top 10 of access log
Opens all files in the index (modified plus not added yet) in tabs in vim.
This solution is similar to  except that it does not have any dependency on GNU Parallel. Also, it tries to minimize the impact on the running system (using ionice and nice).
make usable on OSX with filenames containing spaces. note: will still break if filenames contain newlines... possible, but who does that?!
Why use many different utilities all piped together, when you only need two?
Output contains also garbage (text parts from netstat's output) but it's good enough for quick check who's overloading your server.
I have found that base64 encoded webshells and the like contain lots of data but hardly any newlines due to the formatting of their payloads. Checking the "width" will not catch everything, but then again, this is a fuzzy problem that relies on broad generalizations and heuristics that are never going to be perfect.
What I have done is set an arbitrary threshold (200 for example) and compare the values that are produced by this script, only displaying those above the threshold. One webshell I tested this on scored 5000+ so I know it works for at least one piece of malware.
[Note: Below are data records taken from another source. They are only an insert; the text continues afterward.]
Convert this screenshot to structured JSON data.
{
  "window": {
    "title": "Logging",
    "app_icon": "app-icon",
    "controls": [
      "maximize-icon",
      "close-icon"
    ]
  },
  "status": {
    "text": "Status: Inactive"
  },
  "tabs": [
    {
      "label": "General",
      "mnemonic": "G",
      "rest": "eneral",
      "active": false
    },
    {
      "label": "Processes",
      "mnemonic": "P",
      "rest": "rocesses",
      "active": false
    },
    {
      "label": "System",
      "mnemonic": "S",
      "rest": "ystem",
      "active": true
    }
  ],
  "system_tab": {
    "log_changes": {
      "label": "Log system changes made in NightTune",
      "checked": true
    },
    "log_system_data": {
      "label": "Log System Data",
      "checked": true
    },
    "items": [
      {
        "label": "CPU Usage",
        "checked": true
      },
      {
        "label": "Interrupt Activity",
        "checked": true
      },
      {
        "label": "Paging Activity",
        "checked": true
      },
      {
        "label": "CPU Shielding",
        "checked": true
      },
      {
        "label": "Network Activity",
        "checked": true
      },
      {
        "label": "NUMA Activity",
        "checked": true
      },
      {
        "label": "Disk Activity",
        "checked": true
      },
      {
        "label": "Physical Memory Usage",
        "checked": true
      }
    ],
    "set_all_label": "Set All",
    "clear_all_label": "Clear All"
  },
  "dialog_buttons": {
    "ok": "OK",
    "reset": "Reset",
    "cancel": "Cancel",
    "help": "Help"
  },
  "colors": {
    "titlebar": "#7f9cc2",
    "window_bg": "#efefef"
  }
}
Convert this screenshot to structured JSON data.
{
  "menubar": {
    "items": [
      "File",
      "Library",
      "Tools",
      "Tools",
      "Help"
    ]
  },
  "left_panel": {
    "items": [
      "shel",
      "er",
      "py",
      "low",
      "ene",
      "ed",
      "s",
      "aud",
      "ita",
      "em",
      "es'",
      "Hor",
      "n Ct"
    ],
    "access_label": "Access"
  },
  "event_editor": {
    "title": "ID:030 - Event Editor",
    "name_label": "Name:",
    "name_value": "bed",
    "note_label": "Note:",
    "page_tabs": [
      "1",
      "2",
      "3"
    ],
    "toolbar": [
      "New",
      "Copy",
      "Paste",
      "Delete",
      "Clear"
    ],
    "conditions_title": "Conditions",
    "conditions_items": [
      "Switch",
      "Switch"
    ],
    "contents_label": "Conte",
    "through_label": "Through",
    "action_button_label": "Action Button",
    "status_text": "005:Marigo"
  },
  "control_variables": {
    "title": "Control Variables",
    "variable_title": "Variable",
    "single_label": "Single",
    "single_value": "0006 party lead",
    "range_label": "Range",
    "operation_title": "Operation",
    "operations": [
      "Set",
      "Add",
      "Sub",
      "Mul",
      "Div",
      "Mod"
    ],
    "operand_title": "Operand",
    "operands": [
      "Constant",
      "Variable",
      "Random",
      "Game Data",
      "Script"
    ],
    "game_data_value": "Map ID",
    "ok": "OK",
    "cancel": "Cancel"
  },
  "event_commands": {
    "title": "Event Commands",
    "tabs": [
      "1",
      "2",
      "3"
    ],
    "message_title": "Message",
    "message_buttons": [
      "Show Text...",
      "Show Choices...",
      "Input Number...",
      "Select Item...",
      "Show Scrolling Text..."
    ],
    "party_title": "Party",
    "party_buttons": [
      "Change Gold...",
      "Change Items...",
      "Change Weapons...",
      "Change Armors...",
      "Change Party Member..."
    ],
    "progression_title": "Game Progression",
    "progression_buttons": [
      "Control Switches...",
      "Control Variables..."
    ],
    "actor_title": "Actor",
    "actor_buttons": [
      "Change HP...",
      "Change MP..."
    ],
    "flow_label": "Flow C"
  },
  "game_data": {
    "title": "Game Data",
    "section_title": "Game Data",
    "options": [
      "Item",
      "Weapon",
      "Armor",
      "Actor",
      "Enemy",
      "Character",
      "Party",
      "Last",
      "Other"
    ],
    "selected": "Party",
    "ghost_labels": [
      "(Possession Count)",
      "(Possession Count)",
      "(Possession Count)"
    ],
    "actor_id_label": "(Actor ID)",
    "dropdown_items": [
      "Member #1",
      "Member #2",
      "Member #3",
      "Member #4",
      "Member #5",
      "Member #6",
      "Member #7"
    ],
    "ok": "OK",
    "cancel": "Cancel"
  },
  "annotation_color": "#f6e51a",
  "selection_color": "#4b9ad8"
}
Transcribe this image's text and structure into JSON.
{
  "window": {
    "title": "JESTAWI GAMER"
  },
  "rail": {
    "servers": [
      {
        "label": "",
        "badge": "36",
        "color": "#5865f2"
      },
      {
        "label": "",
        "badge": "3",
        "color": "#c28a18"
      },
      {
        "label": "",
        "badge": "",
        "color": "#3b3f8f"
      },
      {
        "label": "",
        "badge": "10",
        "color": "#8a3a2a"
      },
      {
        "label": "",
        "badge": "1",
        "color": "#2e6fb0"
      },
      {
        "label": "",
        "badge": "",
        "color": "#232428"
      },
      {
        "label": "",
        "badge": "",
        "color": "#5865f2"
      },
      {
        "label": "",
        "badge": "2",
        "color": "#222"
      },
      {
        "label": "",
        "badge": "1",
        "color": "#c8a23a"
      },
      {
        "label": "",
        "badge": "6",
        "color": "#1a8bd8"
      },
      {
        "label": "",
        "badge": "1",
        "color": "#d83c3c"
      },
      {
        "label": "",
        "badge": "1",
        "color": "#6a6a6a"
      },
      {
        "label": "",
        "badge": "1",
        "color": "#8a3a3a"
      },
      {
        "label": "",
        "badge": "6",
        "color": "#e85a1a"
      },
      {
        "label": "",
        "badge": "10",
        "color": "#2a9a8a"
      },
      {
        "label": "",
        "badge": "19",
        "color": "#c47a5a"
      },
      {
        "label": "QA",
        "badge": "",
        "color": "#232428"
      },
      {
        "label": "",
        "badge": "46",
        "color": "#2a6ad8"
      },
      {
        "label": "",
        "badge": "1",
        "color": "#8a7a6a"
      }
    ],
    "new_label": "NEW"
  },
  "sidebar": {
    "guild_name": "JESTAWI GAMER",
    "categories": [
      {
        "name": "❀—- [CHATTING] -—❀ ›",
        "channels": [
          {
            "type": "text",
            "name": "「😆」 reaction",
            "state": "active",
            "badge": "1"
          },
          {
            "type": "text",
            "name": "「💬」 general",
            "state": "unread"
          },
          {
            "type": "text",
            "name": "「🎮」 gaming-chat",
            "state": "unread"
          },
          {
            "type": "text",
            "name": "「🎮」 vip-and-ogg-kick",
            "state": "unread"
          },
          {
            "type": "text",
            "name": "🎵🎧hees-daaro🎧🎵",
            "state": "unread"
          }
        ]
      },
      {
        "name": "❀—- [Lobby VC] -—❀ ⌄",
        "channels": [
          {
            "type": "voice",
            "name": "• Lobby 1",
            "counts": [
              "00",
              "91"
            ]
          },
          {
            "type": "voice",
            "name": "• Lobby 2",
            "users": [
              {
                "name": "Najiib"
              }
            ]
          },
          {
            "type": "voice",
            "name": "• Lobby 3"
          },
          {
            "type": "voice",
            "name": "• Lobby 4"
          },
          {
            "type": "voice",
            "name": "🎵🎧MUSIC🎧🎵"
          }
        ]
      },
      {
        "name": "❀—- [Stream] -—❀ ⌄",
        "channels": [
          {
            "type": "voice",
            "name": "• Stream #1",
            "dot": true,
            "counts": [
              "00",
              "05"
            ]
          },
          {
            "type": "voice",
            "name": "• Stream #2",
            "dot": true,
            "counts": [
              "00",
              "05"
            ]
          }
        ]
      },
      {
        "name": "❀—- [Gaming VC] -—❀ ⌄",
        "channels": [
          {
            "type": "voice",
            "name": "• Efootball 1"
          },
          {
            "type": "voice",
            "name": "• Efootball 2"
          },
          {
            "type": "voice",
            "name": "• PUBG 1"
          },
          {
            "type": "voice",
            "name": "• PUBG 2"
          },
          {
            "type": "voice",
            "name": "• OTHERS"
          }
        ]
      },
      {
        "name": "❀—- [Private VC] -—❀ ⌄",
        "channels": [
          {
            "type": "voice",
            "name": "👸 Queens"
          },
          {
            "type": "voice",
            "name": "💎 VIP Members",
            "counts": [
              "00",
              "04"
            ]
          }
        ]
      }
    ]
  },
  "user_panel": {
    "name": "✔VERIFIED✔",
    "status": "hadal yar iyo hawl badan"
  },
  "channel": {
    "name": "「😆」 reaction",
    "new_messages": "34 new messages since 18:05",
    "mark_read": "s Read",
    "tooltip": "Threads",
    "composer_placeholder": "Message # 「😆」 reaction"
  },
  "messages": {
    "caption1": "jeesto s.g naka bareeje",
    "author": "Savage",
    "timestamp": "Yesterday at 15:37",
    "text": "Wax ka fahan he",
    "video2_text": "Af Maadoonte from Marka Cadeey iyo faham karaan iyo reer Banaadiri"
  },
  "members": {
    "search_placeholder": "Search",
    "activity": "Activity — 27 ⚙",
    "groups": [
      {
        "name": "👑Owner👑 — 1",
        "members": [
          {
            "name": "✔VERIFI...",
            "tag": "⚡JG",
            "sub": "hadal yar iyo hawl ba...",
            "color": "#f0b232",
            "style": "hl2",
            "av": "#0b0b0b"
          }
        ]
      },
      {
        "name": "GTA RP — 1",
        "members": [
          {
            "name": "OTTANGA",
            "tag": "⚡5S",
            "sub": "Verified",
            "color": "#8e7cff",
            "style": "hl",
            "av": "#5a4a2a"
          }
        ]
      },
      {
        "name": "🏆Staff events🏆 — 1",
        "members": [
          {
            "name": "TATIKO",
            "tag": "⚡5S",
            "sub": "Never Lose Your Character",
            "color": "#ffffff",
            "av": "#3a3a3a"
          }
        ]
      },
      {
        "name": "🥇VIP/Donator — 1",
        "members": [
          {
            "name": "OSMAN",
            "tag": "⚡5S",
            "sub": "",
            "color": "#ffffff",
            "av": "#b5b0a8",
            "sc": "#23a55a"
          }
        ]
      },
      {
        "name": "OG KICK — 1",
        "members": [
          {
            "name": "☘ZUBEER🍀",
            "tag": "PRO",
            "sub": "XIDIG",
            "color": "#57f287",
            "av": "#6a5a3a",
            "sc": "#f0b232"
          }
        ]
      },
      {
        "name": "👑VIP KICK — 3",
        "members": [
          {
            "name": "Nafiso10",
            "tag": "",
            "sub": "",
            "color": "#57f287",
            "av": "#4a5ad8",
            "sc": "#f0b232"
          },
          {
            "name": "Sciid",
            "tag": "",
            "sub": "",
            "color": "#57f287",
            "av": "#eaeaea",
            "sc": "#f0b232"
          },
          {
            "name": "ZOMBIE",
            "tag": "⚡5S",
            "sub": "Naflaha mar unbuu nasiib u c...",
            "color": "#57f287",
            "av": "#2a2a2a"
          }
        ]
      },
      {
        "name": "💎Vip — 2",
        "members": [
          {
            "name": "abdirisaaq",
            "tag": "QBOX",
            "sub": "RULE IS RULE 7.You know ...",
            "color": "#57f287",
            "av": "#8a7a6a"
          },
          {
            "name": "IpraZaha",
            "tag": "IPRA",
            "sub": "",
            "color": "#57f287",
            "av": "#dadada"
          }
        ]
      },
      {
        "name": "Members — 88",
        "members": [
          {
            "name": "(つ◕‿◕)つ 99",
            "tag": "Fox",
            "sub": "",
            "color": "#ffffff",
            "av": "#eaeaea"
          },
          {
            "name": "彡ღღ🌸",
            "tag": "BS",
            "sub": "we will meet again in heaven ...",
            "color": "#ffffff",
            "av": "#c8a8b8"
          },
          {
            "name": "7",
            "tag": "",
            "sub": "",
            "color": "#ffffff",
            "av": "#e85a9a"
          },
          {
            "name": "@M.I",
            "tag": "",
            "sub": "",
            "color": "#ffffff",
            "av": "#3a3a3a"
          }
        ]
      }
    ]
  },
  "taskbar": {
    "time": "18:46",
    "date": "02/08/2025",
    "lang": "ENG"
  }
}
Usefull if you only want to see the package names, or if you want to use them in a script.